→ **Instructions to follow**
Each line that includes the word "this" should be copied from the records.

→ **The input**
+ + + + + + +

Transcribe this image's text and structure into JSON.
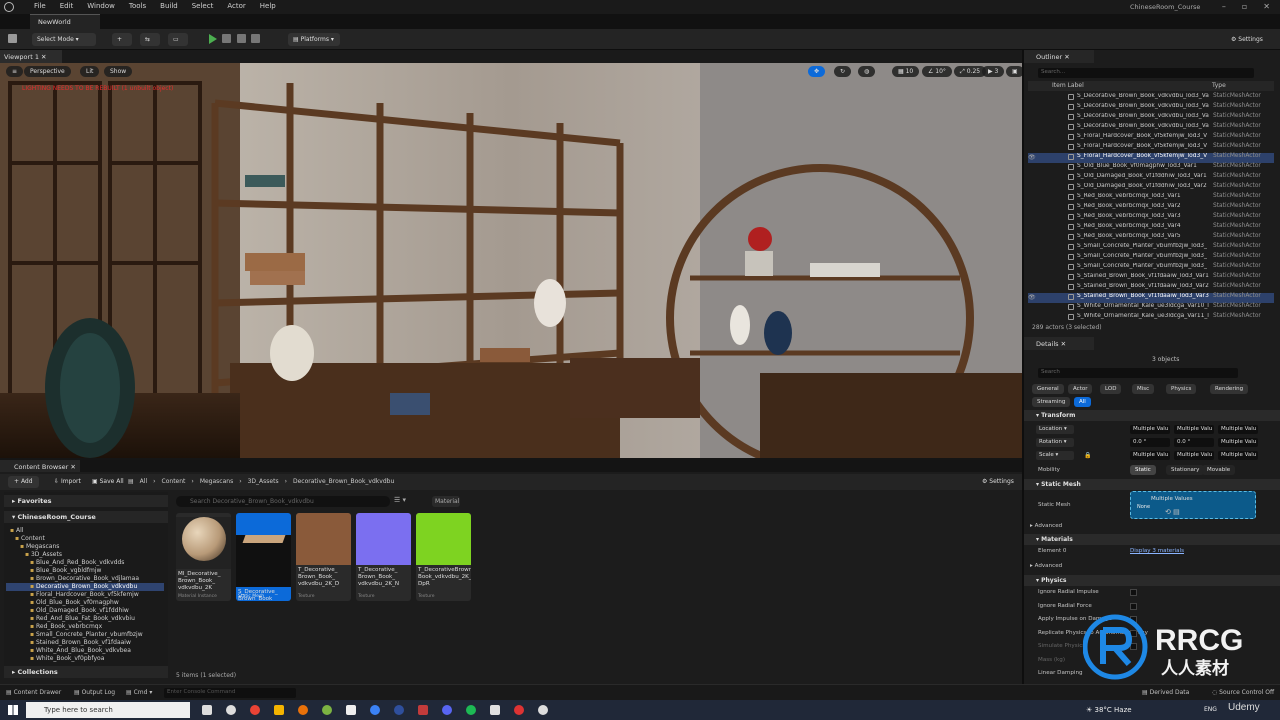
{
  "menubar": {
    "items": [
      "File",
      "Edit",
      "Window",
      "Tools",
      "Build",
      "Select",
      "Actor",
      "Help"
    ],
    "project": "ChineseRoom_Course"
  },
  "tabs": {
    "level": "NewWorld"
  },
  "toolbar": {
    "select_mode": "Select Mode",
    "platforms": "Platforms",
    "settings": "Settings"
  },
  "viewport": {
    "tab": "Viewport 1",
    "perspective": "Perspective",
    "lit": "Lit",
    "show": "Show",
    "warning": "LIGHTING NEEDS TO BE REBUILT (1 unbuilt object)",
    "grid_value": "10",
    "rotation_value": "10°",
    "scale_value": "0.25",
    "camera_speed": "3"
  },
  "content_browser": {
    "tab": "Content Browser",
    "add": "Add",
    "import": "Import",
    "save_all": "Save All",
    "breadcrumb": [
      "All",
      "Content",
      "Megascans",
      "3D_Assets",
      "Decorative_Brown_Book_vdkvdbu"
    ],
    "settings": "Settings",
    "favorites": "Favorites",
    "project": "ChineseRoom_Course",
    "tree": [
      {
        "label": "All",
        "depth": 0
      },
      {
        "label": "Content",
        "depth": 1
      },
      {
        "label": "Megascans",
        "depth": 2
      },
      {
        "label": "3D_Assets",
        "depth": 3
      },
      {
        "label": "Blue_And_Red_Book_vdkvdds",
        "depth": 4
      },
      {
        "label": "Blue_Book_vgbldfmjw",
        "depth": 4
      },
      {
        "label": "Brown_Decorative_Book_vdjlamaa",
        "depth": 4
      },
      {
        "label": "Decorative_Brown_Book_vdkvdbu",
        "depth": 4,
        "selected": true
      },
      {
        "label": "Floral_Hardcover_Book_vf5kfemjw",
        "depth": 4
      },
      {
        "label": "Old_Blue_Book_vf0magphw",
        "depth": 4
      },
      {
        "label": "Old_Damaged_Book_vf1fddhiw",
        "depth": 4
      },
      {
        "label": "Red_And_Blue_Fat_Book_vdkvbiu",
        "depth": 4
      },
      {
        "label": "Red_Book_vebrbcmqx",
        "depth": 4
      },
      {
        "label": "Small_Concrete_Planter_vbumfbzjw",
        "depth": 4
      },
      {
        "label": "Stained_Brown_Book_vf1fdaaiw",
        "depth": 4
      },
      {
        "label": "White_And_Blue_Book_vdkvbea",
        "depth": 4
      },
      {
        "label": "White_Book_vf0pbfyoa",
        "depth": 4
      }
    ],
    "collections": "Collections",
    "search_placeholder": "Search Decorative_Brown_Book_vdkvdbu",
    "filter_chip": "Material",
    "assets": [
      {
        "label": "MI_Decorative_\nBrown_Book_\nvdkvdbu_2K",
        "type": "Material Instance",
        "color": "#b89a78"
      },
      {
        "label": "S_Decorative_\nBrown_Book_\nvdkvdbu_lod3_...",
        "type": "Static Mesh",
        "color": "#101010",
        "selected": true
      },
      {
        "label": "T_Decorative_\nBrown_Book_\nvdkvdbu_2K_D",
        "type": "Texture",
        "color": "#8a5a3a"
      },
      {
        "label": "T_Decorative_\nBrown_Book_\nvdkvdbu_2K_N",
        "type": "Texture",
        "color": "#7b6ff0"
      },
      {
        "label": "T_DecorativeBrown\nBook_vdkvdbu_2K_\nDpR",
        "type": "Texture",
        "color": "#7ed321"
      }
    ],
    "item_count": "5 items (1 selected)"
  },
  "outliner": {
    "tab": "Outliner",
    "search_placeholder": "Search...",
    "col_label": "Item Label",
    "col_type": "Type",
    "rows": [
      {
        "name": "S_Decorative_Brown_Book_vdkvdbu_lod3_Va",
        "type": "StaticMeshActor"
      },
      {
        "name": "S_Decorative_Brown_Book_vdkvdbu_lod3_Va",
        "type": "StaticMeshActor"
      },
      {
        "name": "S_Decorative_Brown_Book_vdkvdbu_lod3_Va",
        "type": "StaticMeshActor"
      },
      {
        "name": "S_Decorative_Brown_Book_vdkvdbu_lod3_Va",
        "type": "StaticMeshActor"
      },
      {
        "name": "S_Floral_Hardcover_Book_vf5kfemjw_lod3_V",
        "type": "StaticMeshActor"
      },
      {
        "name": "S_Floral_Hardcover_Book_vf5kfemjw_lod3_V",
        "type": "StaticMeshActor"
      },
      {
        "name": "S_Floral_Hardcover_Book_vf5kfemjw_lod3_V",
        "type": "StaticMeshActor",
        "selected": true
      },
      {
        "name": "S_Old_Blue_Book_vf0magphw_lod3_Var1",
        "type": "StaticMeshActor"
      },
      {
        "name": "S_Old_Damaged_Book_vf1fddhiw_lod3_Var1",
        "type": "StaticMeshActor"
      },
      {
        "name": "S_Old_Damaged_Book_vf1fddhiw_lod3_Var2",
        "type": "StaticMeshActor"
      },
      {
        "name": "S_Red_Book_vebrbcmqx_lod3_Var1",
        "type": "StaticMeshActor"
      },
      {
        "name": "S_Red_Book_vebrbcmqx_lod3_Var2",
        "type": "StaticMeshActor"
      },
      {
        "name": "S_Red_Book_vebrbcmqx_lod3_Var3",
        "type": "StaticMeshActor"
      },
      {
        "name": "S_Red_Book_vebrbcmqx_lod3_Var4",
        "type": "StaticMeshActor"
      },
      {
        "name": "S_Red_Book_vebrbcmqx_lod3_Var5",
        "type": "StaticMeshActor"
      },
      {
        "name": "S_Small_Concrete_Planter_vbumfbzjw_lod3_",
        "type": "StaticMeshActor"
      },
      {
        "name": "S_Small_Concrete_Planter_vbumfbzjw_lod3_",
        "type": "StaticMeshActor"
      },
      {
        "name": "S_Small_Concrete_Planter_vbumfbzjw_lod3_",
        "type": "StaticMeshActor"
      },
      {
        "name": "S_Stained_Brown_Book_vf1fdaaiw_lod3_Var1",
        "type": "StaticMeshActor"
      },
      {
        "name": "S_Stained_Brown_Book_vf1fdaaiw_lod3_Var2",
        "type": "StaticMeshActor"
      },
      {
        "name": "S_Stained_Brown_Book_vf1fdaaiw_lod3_Var3",
        "type": "StaticMeshActor",
        "selected": true
      },
      {
        "name": "S_White_Ornamental_Kale_ue3ldcga_Var10_l",
        "type": "StaticMeshActor"
      },
      {
        "name": "S_White_Ornamental_Kale_ue3ldcga_Var11_l",
        "type": "StaticMeshActor"
      }
    ],
    "actor_count": "289 actors (3 selected)"
  },
  "details": {
    "tab": "Details",
    "object_count": "3 objects",
    "search_placeholder": "Search",
    "filters": [
      "General",
      "Actor",
      "LOD",
      "Misc",
      "Physics",
      "Rendering",
      "Streaming",
      "All"
    ],
    "transform": "Transform",
    "location": "Location",
    "rotation": "Rotation",
    "scale": "Scale",
    "multiple": "Multiple Values",
    "multiple_short": "Multiple Valu",
    "zero": "0.0 °",
    "mobility": "Mobility",
    "mobility_opts": [
      "Static",
      "Stationary",
      "Movable"
    ],
    "static_mesh_section": "Static Mesh",
    "static_mesh_label": "Static Mesh",
    "static_mesh_value": "Multiple Values",
    "none": "None",
    "advanced": "Advanced",
    "materials": "Materials",
    "element0": "Element 0",
    "display_materials": "Display 3 materials",
    "physics": "Physics",
    "physics_rows": [
      "Ignore Radial Impulse",
      "Ignore Radial Force",
      "Apply Impulse on Damage",
      "Replicate Physics to Autonomous Proxy",
      "Simulate Physics",
      "Mass (kg)",
      "Linear Damping"
    ]
  },
  "statusbar": {
    "content_drawer": "Content Drawer",
    "output_log": "Output Log",
    "cmd": "Cmd",
    "console_placeholder": "Enter Console Command",
    "derived_data": "Derived Data",
    "source_control": "Source Control Off"
  },
  "taskbar": {
    "search": "Type here to search",
    "weather": "38°C  Haze",
    "lang": "ENG"
  },
  "watermark": {
    "brand": "RRCG",
    "sub": "人人素材",
    "udemy": "Udemy"
  }
}
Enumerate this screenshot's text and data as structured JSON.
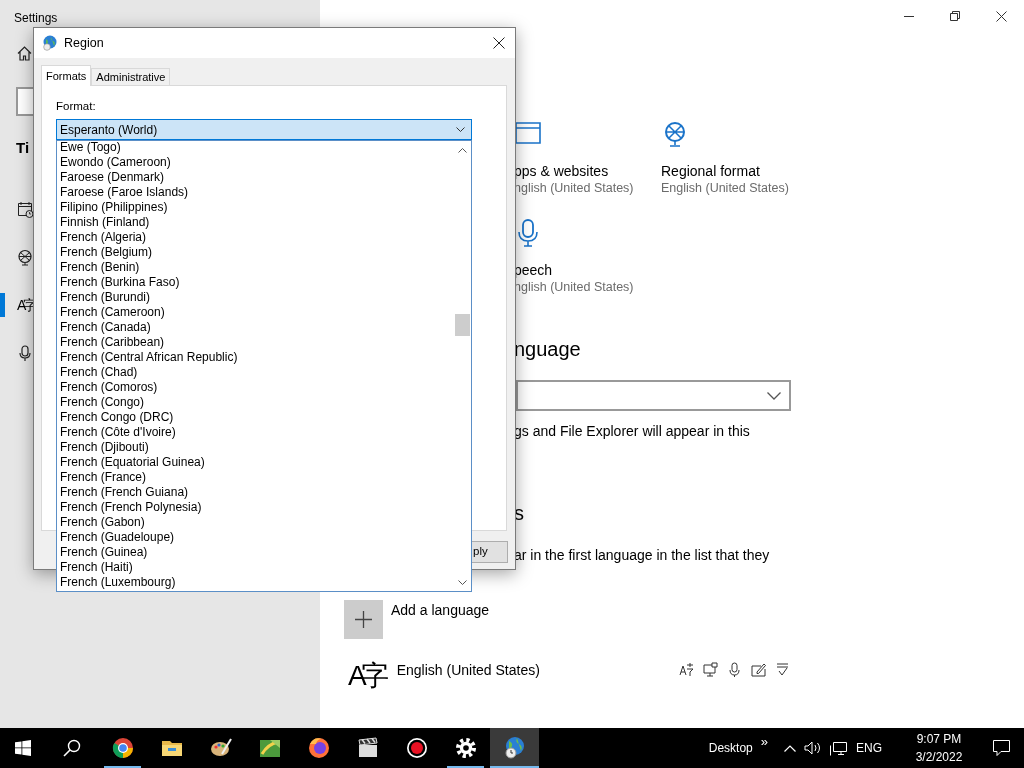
{
  "settings_window": {
    "title": "Settings",
    "section_heading": "Ti",
    "sidebar_items": [
      {
        "kind": "date-time",
        "selected": false
      },
      {
        "kind": "region",
        "selected": false
      },
      {
        "kind": "language",
        "glyph": "A字",
        "selected": true
      },
      {
        "kind": "speech",
        "selected": false
      }
    ],
    "tiles": [
      {
        "kind": "window",
        "title": "pps & websites",
        "subtitle": "nglish (United States)"
      },
      {
        "kind": "globe",
        "title": "Regional format",
        "subtitle": "English (United States)"
      },
      {
        "kind": "mic",
        "title": "peech",
        "subtitle": "nglish (United States)"
      }
    ],
    "language_heading": "nguage",
    "language_note": "gs and File Explorer will appear in this",
    "preferred_heading": "s",
    "preferred_note": "ar in the first language in the list that they",
    "add_language": "Add a language",
    "languages": [
      {
        "glyph": "A字",
        "name": "English (United States)"
      }
    ]
  },
  "region_dialog": {
    "title": "Region",
    "tabs": [
      {
        "label": "Formats",
        "selected": true
      },
      {
        "label": "Administrative",
        "selected": false
      }
    ],
    "format_label": "Format:",
    "format_value": "Esperanto (World)",
    "format_options": [
      "Ewe (Togo)",
      "Ewondo (Cameroon)",
      "Faroese (Denmark)",
      "Faroese (Faroe Islands)",
      "Filipino (Philippines)",
      "Finnish (Finland)",
      "French (Algeria)",
      "French (Belgium)",
      "French (Benin)",
      "French (Burkina Faso)",
      "French (Burundi)",
      "French (Cameroon)",
      "French (Canada)",
      "French (Caribbean)",
      "French (Central African Republic)",
      "French (Chad)",
      "French (Comoros)",
      "French (Congo)",
      "French Congo (DRC)",
      "French (Côte d'Ivoire)",
      "French (Djibouti)",
      "French (Equatorial Guinea)",
      "French (France)",
      "French (French Guiana)",
      "French (French Polynesia)",
      "French (Gabon)",
      "French (Guadeloupe)",
      "French (Guinea)",
      "French (Haiti)",
      "French (Luxembourg)"
    ],
    "apply_button": "ply"
  },
  "taskbar": {
    "apps": [
      {
        "kind": "chrome",
        "running": true,
        "selected": false
      },
      {
        "kind": "files",
        "running": false,
        "selected": false
      },
      {
        "kind": "paint",
        "running": false,
        "selected": false
      },
      {
        "kind": "map",
        "running": false,
        "selected": false
      },
      {
        "kind": "firefox",
        "running": false,
        "selected": false
      },
      {
        "kind": "clapper",
        "running": false,
        "selected": false
      },
      {
        "kind": "record",
        "running": false,
        "selected": false
      },
      {
        "kind": "gear",
        "running": true,
        "selected": false
      },
      {
        "kind": "globe",
        "running": true,
        "selected": true
      }
    ],
    "desktop_label": "Desktop",
    "overflow": "»",
    "language": "ENG",
    "time": "9:07 PM",
    "date": "3/2/2022"
  }
}
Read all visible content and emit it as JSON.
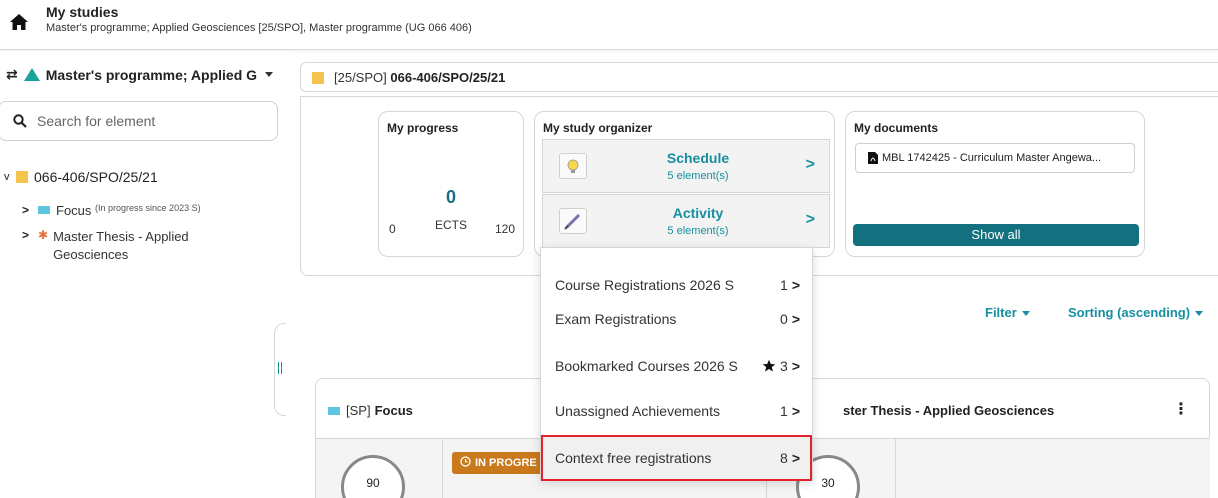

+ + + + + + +

→ **Task result**
Transcribe this image's text and structure into JSON.
Enumerate this screenshot's text and data as structured JSON.
    "language_note": "gs and File Explorer will appear in this",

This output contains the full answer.